Between June 2011 and October 2011, there was one currency that lost 90% of its value. That currency was Bitcoin, which is the name of both a relatively new online financial network and the network’s own currency. Prior to its massive fall, Bitcoin had gone up 2,000%. In just a few months, all those gains were wiped out. It was a massive bloodbath. In fact, it was one of the fastest and most devastating falls, by percentage, of any currency in history – thus illustrating the serious problems with Bitcoin.
Nevertheless, people are ignoring the warning. Since that devastating loss, Bitcoin has gained substantially, creating another bubble that’s about to destroy a lot more wealth than the burst bubble of 2011. As you’re about to see, Bitcoin is one of the most speculative currencies in history. It has no backing in real value whatsoever.

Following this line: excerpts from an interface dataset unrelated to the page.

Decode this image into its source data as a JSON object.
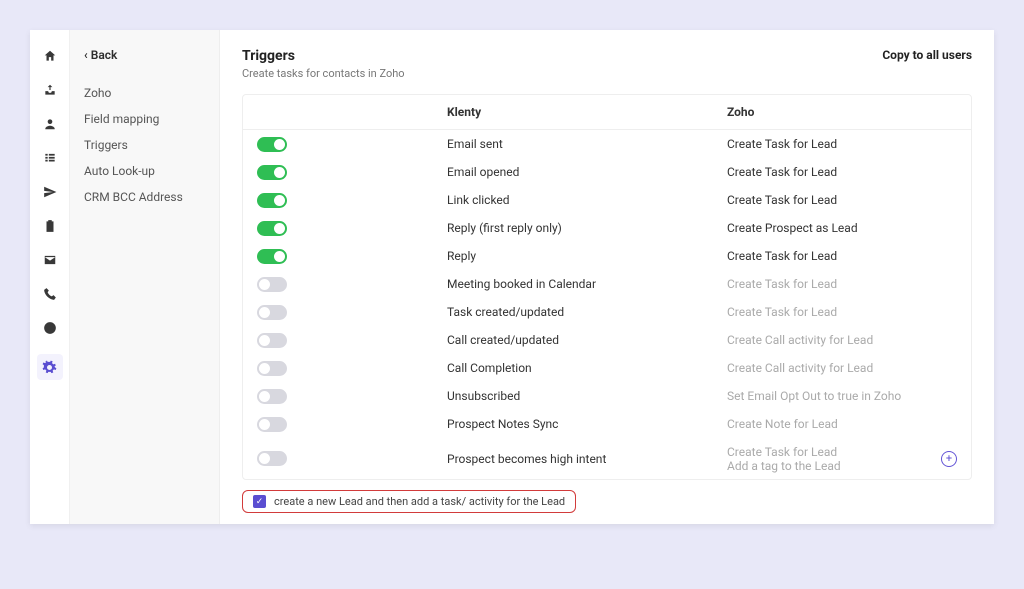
{
  "sidebar": {
    "back_label": "Back",
    "items": [
      {
        "label": "Zoho"
      },
      {
        "label": "Field mapping"
      },
      {
        "label": "Triggers"
      },
      {
        "label": "Auto Look-up"
      },
      {
        "label": "CRM BCC Address"
      }
    ]
  },
  "header": {
    "title": "Triggers",
    "subtitle": "Create tasks for contacts in Zoho",
    "copy_label": "Copy to all users"
  },
  "table": {
    "col_klenty": "Klenty",
    "col_zoho": "Zoho",
    "rows": [
      {
        "on": true,
        "klenty": "Email sent",
        "zoho": "Create Task for Lead"
      },
      {
        "on": true,
        "klenty": "Email opened",
        "zoho": "Create Task for Lead"
      },
      {
        "on": true,
        "klenty": "Link clicked",
        "zoho": "Create Task for Lead"
      },
      {
        "on": true,
        "klenty": "Reply (first reply only)",
        "zoho": "Create Prospect as Lead"
      },
      {
        "on": true,
        "klenty": "Reply",
        "zoho": "Create Task for Lead"
      },
      {
        "on": false,
        "klenty": "Meeting booked in Calendar",
        "zoho": "Create Task for Lead"
      },
      {
        "on": false,
        "klenty": "Task created/updated",
        "zoho": "Create Task for Lead"
      },
      {
        "on": false,
        "klenty": "Call created/updated",
        "zoho": "Create Call activity for Lead"
      },
      {
        "on": false,
        "klenty": "Call Completion",
        "zoho": "Create Call activity for Lead"
      },
      {
        "on": false,
        "klenty": "Unsubscribed",
        "zoho": "Set Email Opt Out to true in Zoho"
      },
      {
        "on": false,
        "klenty": "Prospect Notes Sync",
        "zoho": "Create Note for Lead"
      },
      {
        "on": false,
        "klenty": "Prospect becomes high intent",
        "zoho": "Create Task for Lead",
        "zoho2": "Add a tag to the Lead",
        "plus": true
      }
    ]
  },
  "footer": {
    "checkbox_label": "create a new Lead and then add a task/ activity for the Lead"
  }
}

Its value is based purely on the emotion of its investors. And any value it carries today can be gone tomorrow. What’s more, there are many, varied ways you can lose your fortune in this high-risk game.
In case you’re not familiar with Bitcoin, it is one of many online financial networks and cryptocurrencies you can use to send payments to other people. If you use your computer to make purchases and pay bills, you know what it’s like to use a cryptocurrency. However, most online transactions are based on actual currencies, such as the US dollar. We’ve detailed the problems with the dollar and other fiat currencies for decades. Every day we deal with the loss in purchasing power these currencies are experiencing. Their gradual decline in value slowly steals our wealth, making us poorer with each passing day.
The US dollar, for nearly 200 years, was backed by actual gold. Today, it is “backed by the full faith and credit of the United States government” – which is becoming a bad joke. At one point, it might have meant something. But with the absolute turmoil in Washington, DC these days, “faith and credit” in our government are dying at an accelerating pace. And the value of the dollar is dying along with it.
(Excerpt from McAlvany Intelligence Advisor, August 2017)